*** PROVIDED RECORDS
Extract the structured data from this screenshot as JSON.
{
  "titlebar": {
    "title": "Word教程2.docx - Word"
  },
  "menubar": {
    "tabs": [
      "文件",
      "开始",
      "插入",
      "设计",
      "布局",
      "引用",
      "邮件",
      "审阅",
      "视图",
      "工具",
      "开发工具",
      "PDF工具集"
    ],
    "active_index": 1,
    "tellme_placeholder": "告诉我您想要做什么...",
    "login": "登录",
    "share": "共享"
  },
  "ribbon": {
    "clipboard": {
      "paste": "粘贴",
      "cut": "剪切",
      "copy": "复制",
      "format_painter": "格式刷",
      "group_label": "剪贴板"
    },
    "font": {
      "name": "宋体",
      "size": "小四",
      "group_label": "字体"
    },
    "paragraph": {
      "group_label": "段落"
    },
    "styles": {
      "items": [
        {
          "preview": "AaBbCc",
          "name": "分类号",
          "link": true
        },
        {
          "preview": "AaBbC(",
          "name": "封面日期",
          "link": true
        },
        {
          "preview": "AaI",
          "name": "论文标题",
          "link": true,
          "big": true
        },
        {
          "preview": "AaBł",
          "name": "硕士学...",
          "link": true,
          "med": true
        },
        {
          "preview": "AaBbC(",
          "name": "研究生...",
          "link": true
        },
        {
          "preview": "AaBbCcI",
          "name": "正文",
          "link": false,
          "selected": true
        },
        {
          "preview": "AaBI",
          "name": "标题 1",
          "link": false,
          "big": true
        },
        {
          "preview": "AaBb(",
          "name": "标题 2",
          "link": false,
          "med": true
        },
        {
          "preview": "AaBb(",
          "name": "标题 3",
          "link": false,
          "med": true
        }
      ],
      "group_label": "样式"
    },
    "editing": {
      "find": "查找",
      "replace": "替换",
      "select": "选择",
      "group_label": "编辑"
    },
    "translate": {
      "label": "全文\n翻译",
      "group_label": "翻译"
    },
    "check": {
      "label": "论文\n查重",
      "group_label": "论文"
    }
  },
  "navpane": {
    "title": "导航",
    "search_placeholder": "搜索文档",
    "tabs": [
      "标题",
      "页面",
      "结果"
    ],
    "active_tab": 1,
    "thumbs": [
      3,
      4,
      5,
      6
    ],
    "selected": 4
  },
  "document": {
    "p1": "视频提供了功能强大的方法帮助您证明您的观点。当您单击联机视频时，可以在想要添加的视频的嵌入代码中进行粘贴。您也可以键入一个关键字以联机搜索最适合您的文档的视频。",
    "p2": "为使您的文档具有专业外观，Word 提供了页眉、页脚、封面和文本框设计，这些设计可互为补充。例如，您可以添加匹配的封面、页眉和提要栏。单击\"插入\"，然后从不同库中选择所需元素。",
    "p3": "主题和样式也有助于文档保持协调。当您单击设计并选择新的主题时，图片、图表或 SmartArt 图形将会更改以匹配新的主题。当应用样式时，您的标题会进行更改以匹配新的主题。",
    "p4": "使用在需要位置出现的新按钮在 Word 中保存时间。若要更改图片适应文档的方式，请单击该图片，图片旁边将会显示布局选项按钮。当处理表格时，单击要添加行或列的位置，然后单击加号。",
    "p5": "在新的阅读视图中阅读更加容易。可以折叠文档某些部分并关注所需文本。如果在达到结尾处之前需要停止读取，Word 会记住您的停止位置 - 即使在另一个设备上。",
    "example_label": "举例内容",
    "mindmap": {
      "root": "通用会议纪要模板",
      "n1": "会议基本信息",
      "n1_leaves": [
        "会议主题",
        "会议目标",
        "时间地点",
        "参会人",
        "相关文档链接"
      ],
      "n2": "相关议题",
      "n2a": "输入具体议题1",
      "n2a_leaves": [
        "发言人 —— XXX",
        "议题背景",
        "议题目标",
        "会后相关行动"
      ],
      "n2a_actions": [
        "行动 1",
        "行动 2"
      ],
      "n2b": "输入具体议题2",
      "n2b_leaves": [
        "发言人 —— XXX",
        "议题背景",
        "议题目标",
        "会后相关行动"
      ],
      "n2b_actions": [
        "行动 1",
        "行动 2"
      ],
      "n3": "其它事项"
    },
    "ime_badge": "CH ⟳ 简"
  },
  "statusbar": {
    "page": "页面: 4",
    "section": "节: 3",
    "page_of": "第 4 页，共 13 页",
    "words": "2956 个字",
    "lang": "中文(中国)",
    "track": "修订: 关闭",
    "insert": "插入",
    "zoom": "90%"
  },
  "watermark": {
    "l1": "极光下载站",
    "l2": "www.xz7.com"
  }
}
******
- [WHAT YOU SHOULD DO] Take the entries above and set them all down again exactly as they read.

- [RESPONSE BELOW]
Extract the structured data from this screenshot as JSON.
{
  "titlebar": {
    "title": "Word教程2.docx - Word"
  },
  "menubar": {
    "tabs": [
      "文件",
      "开始",
      "插入",
      "设计",
      "布局",
      "引用",
      "邮件",
      "审阅",
      "视图",
      "工具",
      "开发工具",
      "PDF工具集"
    ],
    "active_index": 1,
    "tellme_placeholder": "告诉我您想要做什么...",
    "login": "登录",
    "share": "共享"
  },
  "ribbon": {
    "clipboard": {
      "paste": "粘贴",
      "cut": "剪切",
      "copy": "复制",
      "format_painter": "格式刷",
      "group_label": "剪贴板"
    },
    "font": {
      "name": "宋体",
      "size": "小四",
      "group_label": "字体"
    },
    "paragraph": {
      "group_label": "段落"
    },
    "styles": {
      "items": [
        {
          "preview": "AaBbCc",
          "name": "分类号",
          "link": true
        },
        {
          "preview": "AaBbC(",
          "name": "封面日期",
          "link": true
        },
        {
          "preview": "AaI",
          "name": "论文标题",
          "link": true,
          "big": true
        },
        {
          "preview": "AaBł",
          "name": "硕士学...",
          "link": true,
          "med": true
        },
        {
          "preview": "AaBbC(",
          "name": "研究生...",
          "link": true
        },
        {
          "preview": "AaBbCcI",
          "name": "正文",
          "link": false,
          "selected": true
        },
        {
          "preview": "AaBI",
          "name": "标题 1",
          "link": false,
          "big": true
        },
        {
          "preview": "AaBb(",
          "name": "标题 2",
          "link": false,
          "med": true
        },
        {
          "preview": "AaBb(",
          "name": "标题 3",
          "link": false,
          "med": true
        }
      ],
      "group_label": "样式"
    },
    "editing": {
      "find": "查找",
      "replace": "替换",
      "select": "选择",
      "group_label": "编辑"
    },
    "translate": {
      "label": "全文\n翻译",
      "group_label": "翻译"
    },
    "check": {
      "label": "论文\n查重",
      "group_label": "论文"
    }
  },
  "navpane": {
    "title": "导航",
    "search_placeholder": "搜索文档",
    "tabs": [
      "标题",
      "页面",
      "结果"
    ],
    "active_tab": 1,
    "thumbs": [
      3,
      4,
      5,
      6
    ],
    "selected": 4
  },
  "document": {
    "p1": "视频提供了功能强大的方法帮助您证明您的观点。当您单击联机视频时，可以在想要添加的视频的嵌入代码中进行粘贴。您也可以键入一个关键字以联机搜索最适合您的文档的视频。",
    "p2": "为使您的文档具有专业外观，Word 提供了页眉、页脚、封面和文本框设计，这些设计可互为补充。例如，您可以添加匹配的封面、页眉和提要栏。单击\"插入\"，然后从不同库中选择所需元素。",
    "p3": "主题和样式也有助于文档保持协调。当您单击设计并选择新的主题时，图片、图表或 SmartArt 图形将会更改以匹配新的主题。当应用样式时，您的标题会进行更改以匹配新的主题。",
    "p4": "使用在需要位置出现的新按钮在 Word 中保存时间。若要更改图片适应文档的方式，请单击该图片，图片旁边将会显示布局选项按钮。当处理表格时，单击要添加行或列的位置，然后单击加号。",
    "p5": "在新的阅读视图中阅读更加容易。可以折叠文档某些部分并关注所需文本。如果在达到结尾处之前需要停止读取，Word 会记住您的停止位置 - 即使在另一个设备上。",
    "example_label": "举例内容",
    "mindmap": {
      "root": "通用会议纪要模板",
      "n1": "会议基本信息",
      "n1_leaves": [
        "会议主题",
        "会议目标",
        "时间地点",
        "参会人",
        "相关文档链接"
      ],
      "n2": "相关议题",
      "n2a": "输入具体议题1",
      "n2a_leaves": [
        "发言人 —— XXX",
        "议题背景",
        "议题目标",
        "会后相关行动"
      ],
      "n2a_actions": [
        "行动 1",
        "行动 2"
      ],
      "n2b": "输入具体议题2",
      "n2b_leaves": [
        "发言人 —— XXX",
        "议题背景",
        "议题目标",
        "会后相关行动"
      ],
      "n2b_actions": [
        "行动 1",
        "行动 2"
      ],
      "n3": "其它事项"
    },
    "ime_badge": "CH ⟳ 简"
  },
  "statusbar": {
    "page": "页面: 4",
    "section": "节: 3",
    "page_of": "第 4 页，共 13 页",
    "words": "2956 个字",
    "lang": "中文(中国)",
    "track": "修订: 关闭",
    "insert": "插入",
    "zoom": "90%"
  },
  "watermark": {
    "l1": "极光下载站",
    "l2": "www.xz7.com"
  }
}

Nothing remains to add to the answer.